However, in defining the business domain in which you operate, it’s better to focus upon the need you are fulfilling. This’ll ensure you remain focused because you’re in business to solve a specific customer problem by meeting a need.

When you’re defining those needs, it’s important not to be too narrow or too broad in your definition. If you’re too narrow, you’ll reduce the size or shape of the playing field on which you’ll compete in the future.

Equally, if you are too broad, you’ll suffer from lack of clarity. Your definition must take on board the business’ ability (resources and skill) required to deliver and compete in meeting these needs.

Business Aspirations

You could define your aspirations for the business: –

  • in financial terms – for example, ‘the business will double profits every five years’
  • in market terms for example, ‘the business will become the market leader’

However, neither of these is really customer-driven or motivational. They are less likely to motivate employees or fill them with a collective sense of purpose. It’s better for these aspirations to be written in terms of the customer groups you serve, the needs you address, or the method by which you achieve this.

This defines the customer benefit and, by implication, the target customer group and will distinguish you from your competitors.

Key Words

The words you use in your mission statement should relate to the customer in a language they’d recognise, understand and value. In developing your mission statement, consider how such words will add vitality and meaning to your vision of the future.

What is the best way to express our mission?

Now you’re ready to create a number of possible mission statements using the thoughts you’ve gathered in answering the previous three questions. Here’s an approach designed to get you underway if you’re not sure where to start.

  • Start with the words ‘We’re in the business of …’ or ‘Through…’
  • Describe the type(s) of customers or customer group(s) you will serve
  • Describe the need or benefit you’re satisfying or providing
  • Describe what you’re doing or providing to meet that need

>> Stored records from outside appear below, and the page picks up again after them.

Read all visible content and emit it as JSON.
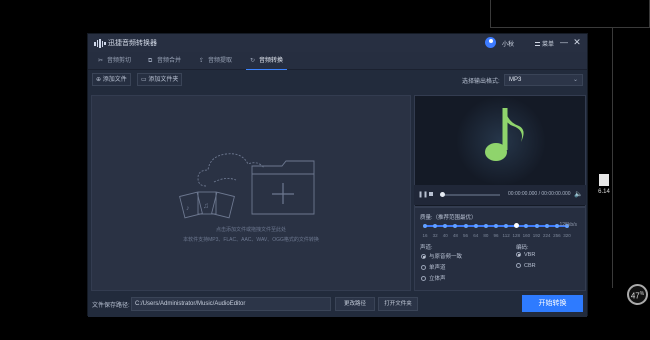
{
  "desktop": {
    "file_label": "6.14",
    "badge_value": "47",
    "badge_unit": "%"
  },
  "app": {
    "title": "迅捷音频转换器",
    "username": "小秋",
    "menu_label": "菜单"
  },
  "tabs": [
    {
      "label": "音频剪切",
      "icon": "scissors-icon"
    },
    {
      "label": "音频合并",
      "icon": "merge-icon"
    },
    {
      "label": "音频提取",
      "icon": "extract-icon"
    },
    {
      "label": "音频转换",
      "icon": "convert-icon",
      "active": true
    }
  ],
  "toolbar": {
    "add_file": "添加文件",
    "add_folder": "添加文件夹",
    "format_label": "选择输出格式:",
    "format_value": "MP3"
  },
  "droparea": {
    "hint": "点击添加文件或拖拽文件至此处",
    "support": "本软件支持MP3、FLAC、AAC、WAV、OGG格式的文件转换"
  },
  "player": {
    "time": "00:00:00.000 / 00:00:00.000"
  },
  "settings": {
    "quality_label": "质量:（推荐范围最优）",
    "quality_value": "128kb/s",
    "bitrate_ticks": [
      "16",
      "32",
      "40",
      "48",
      "56",
      "64",
      "80",
      "96",
      "112",
      "128",
      "160",
      "192",
      "224",
      "256",
      "320"
    ],
    "selected_bitrate": "128",
    "channel_label": "声道:",
    "channel_options": [
      "与原音频一致",
      "单声道",
      "立体声"
    ],
    "channel_selected": 0,
    "encoding_label": "编码:",
    "encoding_options": [
      "VBR",
      "CBR"
    ],
    "encoding_selected": 0
  },
  "bottom": {
    "save_label": "文件保存路径:",
    "save_path": "C:/Users/Administrator/Music/AudioEditor",
    "change_path": "更改路径",
    "open_folder": "打开文件夹",
    "start": "开始转换"
  },
  "colors": {
    "accent": "#2e7bff",
    "music_note": "#8fd46c"
  }
}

 For example,

“Through encouragement, support and inspiration we will help owners regain their confidence, fall back in love with their businesses and achieve the freedom they desire…”

Evaluate all the statements you come up with using the following criteria, rejecting all that do not pass the test.

  • It provides a view of the future
  • It is credible to both customers and employees
  • It is outward-looking and contains or implies a clear customer benefit
  • It is unique to your business, embracing what you are good at

 What to do now

When you’ve come up with a statement you are happy with, take it to the world.  Every time you mention it to customers and others, you’re not just reminding yourself of what your business is all about but also reinforcing your commitment to make it happen. Here are some simple tips to remember:

  • Communicate it consistently to everyone within the business and reinforced by action, not just words, at every opportunity
  • Never compromise it. To do so would dilute the business’ purpose. With no clear purpose, the direction of the business becomes uncertain and progress halted
  • Measure how well the business is performing to the values and in the direction stated in the mission and communicate this regularly

Now you’ve laid the foundation that will help you develop your marketing strategy. You can now move on to set objectives (specific steps on the way to realising your aspirations) and define your marketing activities.

Next month we’ll take a look at your Value Statement.

Values are who we are. Not who we would like to be, not who we think we should be, but who we are in our lives, right now. Another way to put it is that values represent our unique and individual essence, our ultimate and most fulfilling form of expressing and relating. Our values serve as a compass pointing out what it means to be true to oneself.

When we honour our values on a regular and consistent basis, life is good and fulfilling.

Here’s to a successful year ahead folks.